Friday, December 9, 2022


Death Valley castle built on a foundation of lies

By Chuck Woodbury
DEATH VALLEY, Calif. — In the middle of this vast desert is a castle built on a foundation of lies. Scotty’s Castle is proof that dishonesty can pay.

Perhaps no place in America is as infamous as Death Valley. Since its discovery by Western settlers, it’s been typecast as a scorched, rattlesnake-infested expanse of worthless desert. Truth being, it’s not such a bad place — especially if you have a nice castle over your head.

Walter “Scotty” Scott was a good-natured character who specialized in white lies and good times. With a line of bull that would land most folks in jail, Scotty talked his way into a $1.5 million mansion in the center of a parched patch of American neverneverland. Author Hank Johnson, in his book “Death Valley Scotty,” called him “the fastest con in the West.”

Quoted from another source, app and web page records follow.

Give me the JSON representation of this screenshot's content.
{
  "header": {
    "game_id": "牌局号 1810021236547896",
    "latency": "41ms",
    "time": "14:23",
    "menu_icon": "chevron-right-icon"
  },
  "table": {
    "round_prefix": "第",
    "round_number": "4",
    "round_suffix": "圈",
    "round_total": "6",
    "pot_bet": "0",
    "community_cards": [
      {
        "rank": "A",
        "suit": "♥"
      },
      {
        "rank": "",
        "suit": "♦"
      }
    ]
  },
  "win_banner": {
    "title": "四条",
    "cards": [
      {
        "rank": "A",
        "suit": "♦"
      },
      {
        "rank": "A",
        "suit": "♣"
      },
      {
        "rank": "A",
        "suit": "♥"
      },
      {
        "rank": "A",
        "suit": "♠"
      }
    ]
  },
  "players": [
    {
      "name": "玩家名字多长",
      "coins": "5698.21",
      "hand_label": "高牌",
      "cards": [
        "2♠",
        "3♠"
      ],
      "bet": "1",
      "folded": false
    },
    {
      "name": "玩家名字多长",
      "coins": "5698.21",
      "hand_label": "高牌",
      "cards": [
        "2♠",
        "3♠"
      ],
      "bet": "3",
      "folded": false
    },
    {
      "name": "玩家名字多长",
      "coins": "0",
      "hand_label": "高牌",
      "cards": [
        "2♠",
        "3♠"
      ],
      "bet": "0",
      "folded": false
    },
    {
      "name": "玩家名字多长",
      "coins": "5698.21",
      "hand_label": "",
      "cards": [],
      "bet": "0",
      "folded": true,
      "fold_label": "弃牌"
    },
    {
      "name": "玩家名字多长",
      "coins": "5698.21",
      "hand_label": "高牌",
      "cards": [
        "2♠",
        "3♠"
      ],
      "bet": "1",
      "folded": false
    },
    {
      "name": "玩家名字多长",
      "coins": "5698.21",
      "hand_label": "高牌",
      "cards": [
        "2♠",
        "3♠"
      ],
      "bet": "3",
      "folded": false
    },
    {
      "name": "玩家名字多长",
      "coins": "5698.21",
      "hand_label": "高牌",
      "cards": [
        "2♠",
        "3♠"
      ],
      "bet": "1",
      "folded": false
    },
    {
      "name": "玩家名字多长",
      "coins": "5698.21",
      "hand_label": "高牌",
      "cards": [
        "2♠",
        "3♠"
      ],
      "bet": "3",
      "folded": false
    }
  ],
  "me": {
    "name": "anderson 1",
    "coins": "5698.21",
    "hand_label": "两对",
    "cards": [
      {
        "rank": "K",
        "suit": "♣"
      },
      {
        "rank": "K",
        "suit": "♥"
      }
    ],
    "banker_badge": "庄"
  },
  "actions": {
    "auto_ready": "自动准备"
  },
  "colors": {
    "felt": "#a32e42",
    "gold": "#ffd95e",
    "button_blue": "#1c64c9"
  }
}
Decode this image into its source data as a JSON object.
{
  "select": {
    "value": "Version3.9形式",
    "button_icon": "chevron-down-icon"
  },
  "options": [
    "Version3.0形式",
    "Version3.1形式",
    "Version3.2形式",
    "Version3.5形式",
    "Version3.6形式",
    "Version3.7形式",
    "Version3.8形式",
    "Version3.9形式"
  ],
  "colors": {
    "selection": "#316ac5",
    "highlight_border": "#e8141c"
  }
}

Scotty left his home in Kentucky in 1883 at age 11 to work as a cowboy. He worked many jobs, including one in Death Valley. In 1890 he joined Buffalo Bill’s Wild West Show, staying 12 years.

After that, he started bragging of a rich gold mine he supposedly owned in Death Valley. He asked one wealthy man after another to invest, promising he’d split the rewards.

Albert Mussey Johnson, a strait-laced millionaire insurance man in Chicago, bought into Scotty’s promise and poured in money. Scotty used it to live the good life.

In 1904, Johnson came West for the first time. Scotty showed his backer all around Death Valley, but never a gold mine. Johnson figured out Scotty’s scheme, but he was having such a good time and felt so good from the exercise, clean air, and from laughing at Scotty’s jokes that he went home happy. He kept sending money.

Eleven years later, Johnson began acquiring 1,200 spring-fed acres of property in Grapevine Canyon. In 1922 he started construction of Death Valley Ranch (now called Scotty’s Castle) so he could move to the desert for good. Construction continued until shortly after the stock market crash of 1929, when Johnson’s disposable income nose-dived.

Although Scotty didn’t build the castle, finance it, or even live in it except as a guest, it eventually became known as Scotty’s Castle, probably because Scotty kept bragging it was his — built from profits from his “hidden mine.” Johnson didn’t seem to care. “He repays me in laughs,” Johnson once said about Scotty.

Johnson died in 1948 and Scotty in 1954. The castle remains preserved in Death Valley National Park. About 100,000 people tour it each year.

On the 40-minute guided tour, rangers explain how the castle was built (material was hauled from the railroad 20 miles away), how electricity was generated (by a Pelton Wheel, which is still used today), and famous people who visited the castle (Will Rogers, Betty Grable and Norman Rockwell).

But the most interesting story is of Scotty and his relationship with Johnson and his wife Bessie. The men’s friendship is documented throughout the house. While there are no pictures of Johnson and Bessie together, there are plenty of Johnson and Scotty. The dinnerware is even embossed with the letters J and S — Johnson and Scott. Although Scotty lived in a cabin a few miles away, there was a guest room for him in the castle.

Death Valley Scotty is buried on the hill overlooking the castle. These words are on his grave marker: “I got few things to live by: Don’t say nothing that will hurt anybody. Don’t give advice — nobody will take it anyway. Don’t complain. Don’t explain.”

Scotty’s Castle is normally open year-round, but closed now due to flooding, which washed out parts of the road in and out. It’s scheduled to re-open in 2020, so put it on your bucket list of places to visit.

Did you enjoy this article?

Click on a star to rate it!

Average rating 0 / 5. Vote count: 0

No votes so far! Be the first to rate this post.


Notify of

This site uses Akismet to reduce spam. Learn how your comment data is processed.

Inline Feedbacks
View all comments
Donald N Wright
2 years ago

What is a Pelton Wheel electric generator?

Mike Sokol(@mike)
2 years ago

A Pelton Wheel Generator is just a fancy name for a waterwheel that uses spoon shaped cups in a pressure spray of water to turn a generator, instead of flat paddles like a conventional waterwheel that depends on falling water to power it. So a Pelton Wheel is used to generate power when you have a lot of water pressure but not much flow (a stream or lake above you), while a traditional water wheel is used when you have a lot of water flow, but not much pressure (a stream running right beside your cabin, for example).

4 years ago

I was in DV a couple of weeks ago (12/17) and they were starting to give limited tours again but just of the outside and only during certain days. Not worth it as far as I was concerned. Ive been a bunch of times and taken all the tours. I would wait until it’s fully open to go. It is a fascinating place with a wonderful story. The Music Room is a “must see” with a huge Pipe Organ that plays itself.

5 years ago

Has this reopened? It was closed a couple of years ago when the road, et al got washed out in a flood.